Since 1996, the harvested soybean area in Brazil has increased by 17 percent, (Figure 1) while the real price of soybeans, adjusted for exchange rate and inflation differences with the U.S., has declined by 3 percent. This 3 percent decline is in contrast to a 32 percent decline in the nominal price of soybeans over that same period. The seventeen percent increase in harvested area for the 1996-2000 period compares to a 13 % increase in harvested area for the 1991-1995 period.

Figure 1

Figure 1. Index of Brazilian harvested acreage, adjusted price, and nominal price for soybeans, 1996-2000. Indexed to 1996=100. The Nominal price is the export price posted by ABIOVE, the Brazilian Vegetable Oil Industry Association. Source: Harvested area – USDA PS&D, Nominal price – ABIOVE, Exchange rate factors used to adjust price – USDA ERS.

In the case of Argentina, (Figure 2) the soybean price fell by 23 percent in real terms while the harvested area jumped by 61 percent. By comparison in the 1991-1995 time period harvested soybean area in Argentina increased by 25 percent.

Figure 2

Figure 2. Index of Argentine harvested acreage, adjusted price, and nominal price for soybeans, 1996-2000. Indexed to 1996=100. The Nominal price is the export price posted by ABIOVE, the Brazilian Vegetable Oil Industry Association. Source: Harvested area – USDA PS&D, Nominal price – ABIOVE, Exchange rate factors used to adjust price – USDA ERS.

The bottom line is that adjusting for exchange rates does not reveal increasing soybean prices in either Brazil or Argentina compared to 1996. In Brazil, where soybean acreage increased by 17 percent between 1996 and 2000 and the nominal soybean price dropped by 32 percent, the real soybean price—after adjusting for inflation and exchange rates—was nearly unchanged. But this of course does not mean that profitability of soybeans has remained at 1996 levels. The same forces that have affected soybean prices also have raised producers’ cost of fuel, fertilizer, agricultural chemicals, equipment and other inputs. In Argentina, soybean acreage increased by a whopping 60% between 1996 and 2000 while experiencing a 23% decrease in the real price of soybeans.

I concur with Missourians on the exchange rate issue. Someone is going to have to “show me” that exchange rates have been the major driving force affecting recent international soybean supply or demand levels. Our soybean export competitors’ carryover levels, domestic demand, and increase in harvested area all appear to show little if any effect from the high value of the U.S. dollar. Just as in medieval times, the whipping boy took the beating for lessons not learned by the young prince, exchange rates may be unjustly taking a thrashing for the poor performance of U.S. crop exports in the international market place.

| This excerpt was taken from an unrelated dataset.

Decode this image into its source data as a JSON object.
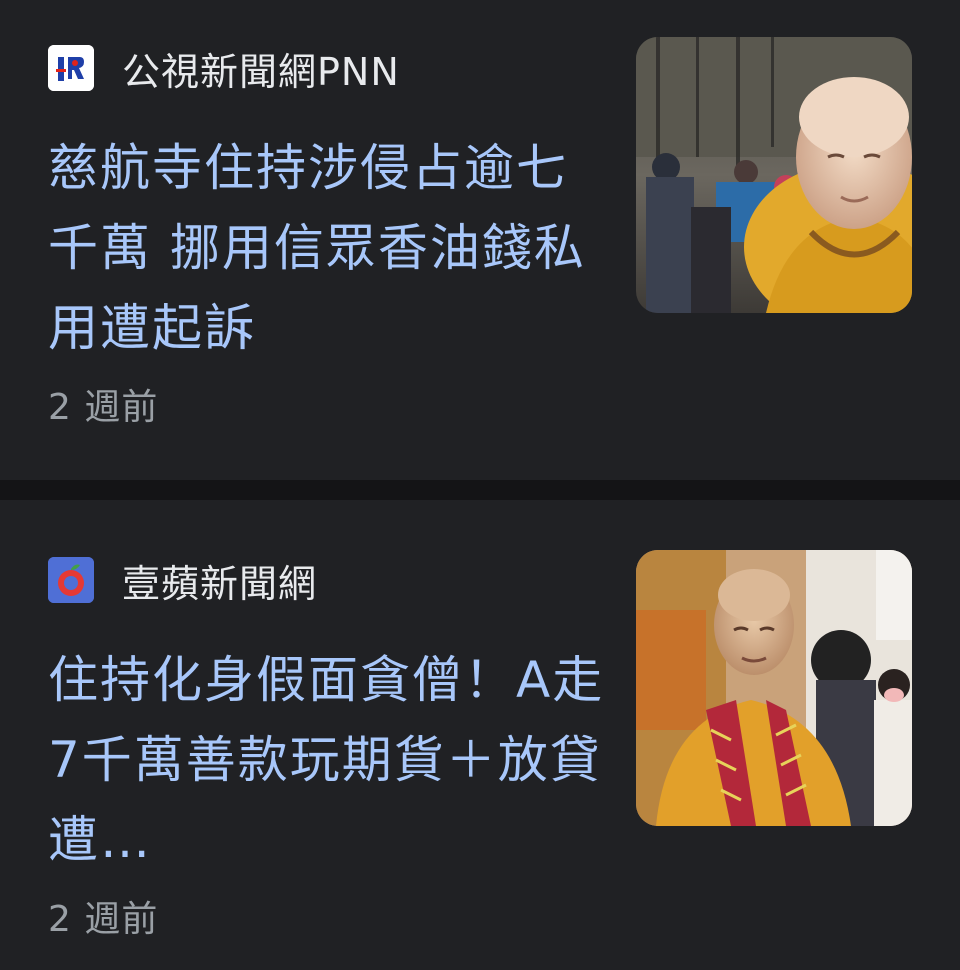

Daryll E. Ray holds the Blasingame Chair of Excellence in Agricultural Policy, Institute of Agriculture, University of Tennessee, and is the Director of the UT’s Agricultural Policy Analysis Center. (865) 974-7407; Fax: (865) 974-7298; dray@utk.edu; http://www.agpolicy.org.

Reproduction Permission Granted with:

1) Full attribution to Daryll E. Ray and the Agricultural Policy Analysis Center, University of Tennessee, Knoxville, TN;

2) An email sent to hdschaffer@utk.edu indicating how often you intend on running Dr. Ray’s column and your total circulation. Also, please send one copy of the first issue with Dr. Ray’s column in it to Harwood Schaffer, Agricultural Policy Analysis Center, 310 Morgan Hall, Knoxville, TN 37996-4500.